------ THE DATA ------

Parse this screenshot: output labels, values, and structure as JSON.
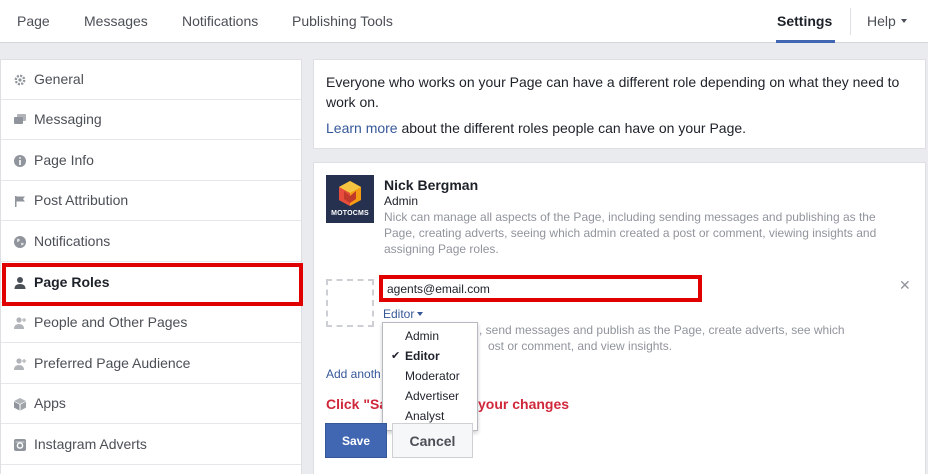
{
  "nav": {
    "items": [
      "Page",
      "Messages",
      "Notifications",
      "Publishing Tools"
    ],
    "settings": "Settings",
    "help": "Help"
  },
  "sidebar": {
    "items": [
      {
        "label": "General",
        "icon": "gear-icon"
      },
      {
        "label": "Messaging",
        "icon": "chat-icon"
      },
      {
        "label": "Page Info",
        "icon": "info-icon"
      },
      {
        "label": "Post Attribution",
        "icon": "flag-icon"
      },
      {
        "label": "Notifications",
        "icon": "globe-icon"
      },
      {
        "label": "Page Roles",
        "icon": "person-icon",
        "active": true
      },
      {
        "label": "People and Other Pages",
        "icon": "people-icon"
      },
      {
        "label": "Preferred Page Audience",
        "icon": "people-icon"
      },
      {
        "label": "Apps",
        "icon": "cube-icon"
      },
      {
        "label": "Instagram Adverts",
        "icon": "instagram-icon"
      }
    ]
  },
  "intro": {
    "text": "Everyone who works on your Page can have a different role depending on what they need to work on.",
    "learn_more": "Learn more",
    "learn_more_rest": " about the different roles people can have on your Page."
  },
  "admin": {
    "avatar_caption": "MOTOCMS",
    "name": "Nick Bergman",
    "role": "Admin",
    "description": "Nick can manage all aspects of the Page, including sending messages and publishing as the Page, creating adverts, seeing which admin created a post or comment, viewing insights and assigning Page roles."
  },
  "new_role": {
    "email_value": "agents@email.com",
    "selected_role": "Editor",
    "description_line1": ", send messages and publish as the Page, create adverts, see which",
    "description_line2": "ost or comment, and view insights.",
    "options": [
      "Admin",
      "Editor",
      "Moderator",
      "Advertiser",
      "Analyst"
    ]
  },
  "add_another": "Add anoth",
  "click_save_left": "Click \"Sa",
  "click_save_right": "your changes",
  "buttons": {
    "save": "Save",
    "cancel": "Cancel"
  },
  "colors": {
    "accent": "#4267b2",
    "highlight": "#e00000",
    "warning_text": "#d0283b"
  }
}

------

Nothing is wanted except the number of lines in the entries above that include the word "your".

3